PLoS One. 2011;6(12):e29141. doi: 10.1371/journal.pone.0029141. Epub 2011 Dec 28.


Activation-induced cytidine deaminase (AID), produced by the Aicda gene, is essential for the immunoglobulin gene (Ig) alterations that form immune memory. Using a Cre-mediated genetic system, we unexpectedly found CD4(+) T cells that had expressed Aicda (exAID cells) as well as B cells. ExAID cells increased with age, reaching up to 25% of the CD4(+) and B220(+) cell populations. ExAID B cells remained IgM(+), suggesting that class-switched memory B cells do not accumulate in the spleen. In T cells, AID was expressed in a subset that produced IFN-γ and IL-10 but little IL-4 or IL-17, and showed no evidence of genetic mutation. Interestingly, the endogenous Aicda expression in T cells was enhanced in the absence of B cells, indicating that the process is independent from the germinal center reaction. These results suggest that in addition to its roles in B cells, AID may have previously unappreciated roles in T-cell function or tumorigenesis.
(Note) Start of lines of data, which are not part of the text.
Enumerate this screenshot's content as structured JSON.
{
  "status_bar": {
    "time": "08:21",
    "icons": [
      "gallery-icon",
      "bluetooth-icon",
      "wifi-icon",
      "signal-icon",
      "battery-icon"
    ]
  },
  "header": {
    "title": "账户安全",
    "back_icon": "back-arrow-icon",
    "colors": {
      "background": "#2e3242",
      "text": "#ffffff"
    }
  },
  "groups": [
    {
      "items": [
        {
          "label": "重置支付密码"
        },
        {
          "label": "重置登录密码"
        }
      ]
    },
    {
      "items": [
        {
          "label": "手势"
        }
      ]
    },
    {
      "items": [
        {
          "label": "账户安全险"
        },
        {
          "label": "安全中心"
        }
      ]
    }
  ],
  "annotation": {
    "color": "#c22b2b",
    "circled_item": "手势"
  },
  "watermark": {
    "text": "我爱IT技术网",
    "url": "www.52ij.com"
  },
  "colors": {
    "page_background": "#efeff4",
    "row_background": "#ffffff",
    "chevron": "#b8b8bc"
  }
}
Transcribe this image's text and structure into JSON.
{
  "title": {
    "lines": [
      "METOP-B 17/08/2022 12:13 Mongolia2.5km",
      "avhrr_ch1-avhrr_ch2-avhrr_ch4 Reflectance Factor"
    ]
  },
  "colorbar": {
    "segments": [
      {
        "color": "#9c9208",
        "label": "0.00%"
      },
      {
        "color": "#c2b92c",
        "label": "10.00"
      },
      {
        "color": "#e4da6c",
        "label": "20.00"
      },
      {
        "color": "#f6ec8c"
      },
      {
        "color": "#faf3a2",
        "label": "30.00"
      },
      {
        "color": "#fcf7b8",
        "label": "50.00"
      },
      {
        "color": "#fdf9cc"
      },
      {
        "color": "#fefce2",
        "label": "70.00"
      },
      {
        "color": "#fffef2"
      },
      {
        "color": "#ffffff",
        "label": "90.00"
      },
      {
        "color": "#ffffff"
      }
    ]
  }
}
Publication types

  • Research Support, Non-U.S. Gov't

MeSH terms

  • Aging / blood*
  • Animals
  • CD4-Positive T-Lymphocytes / enzymology*
  • CD4-Positive T-Lymphocytes / metabolism
  • Cytidine Deaminase / blood*
  • Cytidine Deaminase / genetics
  • Interleukin-10 / biosynthesis*
  • Mice
  • Mice, Inbred C57BL
  • RNA, Messenger / genetics
  • Real-Time Polymerase Chain Reaction


  • RNA, Messenger
  • Interleukin-10
  • AICDA (activation-induced cytidine deaminase)
  • Cytidine Deaminase